§ **Data to use**:
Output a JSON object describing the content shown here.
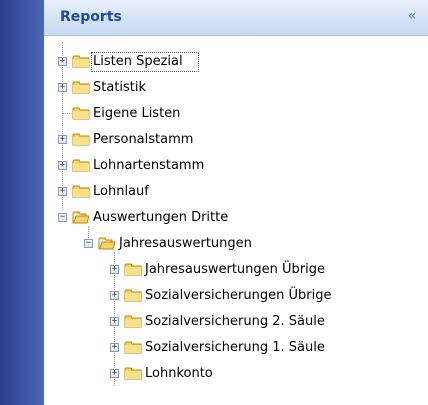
{
  "panel": {
    "title": "Reports",
    "collapse_glyph": "«"
  },
  "tree": {
    "items": [
      {
        "label": "Listen Spezial",
        "state": "collapsed",
        "icon": "folder-icon",
        "selected": true
      },
      {
        "label": "Statistik",
        "state": "collapsed",
        "icon": "folder-icon"
      },
      {
        "label": "Eigene Listen",
        "state": "leaf",
        "icon": "folder-icon"
      },
      {
        "label": "Personalstamm",
        "state": "collapsed",
        "icon": "folder-icon"
      },
      {
        "label": "Lohnartenstamm",
        "state": "collapsed",
        "icon": "folder-icon"
      },
      {
        "label": "Lohnlauf",
        "state": "collapsed",
        "icon": "folder-icon"
      },
      {
        "label": "Auswertungen Dritte",
        "state": "expanded",
        "icon": "folder-icon"
      },
      {
        "label": "Jahresauswertungen",
        "state": "expanded",
        "icon": "folder-icon"
      },
      {
        "label": "Jahresauswertungen Übrige",
        "state": "collapsed",
        "icon": "folder-icon"
      },
      {
        "label": "Sozialversicherungen Übrige",
        "state": "collapsed",
        "icon": "folder-icon"
      },
      {
        "label": "Sozialversicherung 2. Säule",
        "state": "collapsed",
        "icon": "folder-icon"
      },
      {
        "label": "Sozialversicherung 1. Säule",
        "state": "collapsed",
        "icon": "folder-icon"
      },
      {
        "label": "Lohnkonto",
        "state": "collapsed",
        "icon": "folder-icon"
      }
    ]
  },
  "colors": {
    "header_text": "#1f4b99",
    "folder_fill": "#f7d26a",
    "folder_edge": "#b8860b",
    "sidebar_strip": "#2b3f8c"
  }
}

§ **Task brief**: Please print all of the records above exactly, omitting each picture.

§ **Your response**:
Output a JSON object describing the content shown here.
{
  "panel": {
    "title": "Reports",
    "collapse_glyph": "«"
  },
  "tree": {
    "items": [
      {
        "label": "Listen Spezial",
        "state": "collapsed",
        "icon": "folder-icon",
        "selected": true
      },
      {
        "label": "Statistik",
        "state": "collapsed",
        "icon": "folder-icon"
      },
      {
        "label": "Eigene Listen",
        "state": "leaf",
        "icon": "folder-icon"
      },
      {
        "label": "Personalstamm",
        "state": "collapsed",
        "icon": "folder-icon"
      },
      {
        "label": "Lohnartenstamm",
        "state": "collapsed",
        "icon": "folder-icon"
      },
      {
        "label": "Lohnlauf",
        "state": "collapsed",
        "icon": "folder-icon"
      },
      {
        "label": "Auswertungen Dritte",
        "state": "expanded",
        "icon": "folder-icon"
      },
      {
        "label": "Jahresauswertungen",
        "state": "expanded",
        "icon": "folder-icon"
      },
      {
        "label": "Jahresauswertungen Übrige",
        "state": "collapsed",
        "icon": "folder-icon"
      },
      {
        "label": "Sozialversicherungen Übrige",
        "state": "collapsed",
        "icon": "folder-icon"
      },
      {
        "label": "Sozialversicherung 2. Säule",
        "state": "collapsed",
        "icon": "folder-icon"
      },
      {
        "label": "Sozialversicherung 1. Säule",
        "state": "collapsed",
        "icon": "folder-icon"
      },
      {
        "label": "Lohnkonto",
        "state": "collapsed",
        "icon": "folder-icon"
      }
    ]
  },
  "colors": {
    "header_text": "#1f4b99",
    "folder_fill": "#f7d26a",
    "folder_edge": "#b8860b",
    "sidebar_strip": "#2b3f8c"
  }
}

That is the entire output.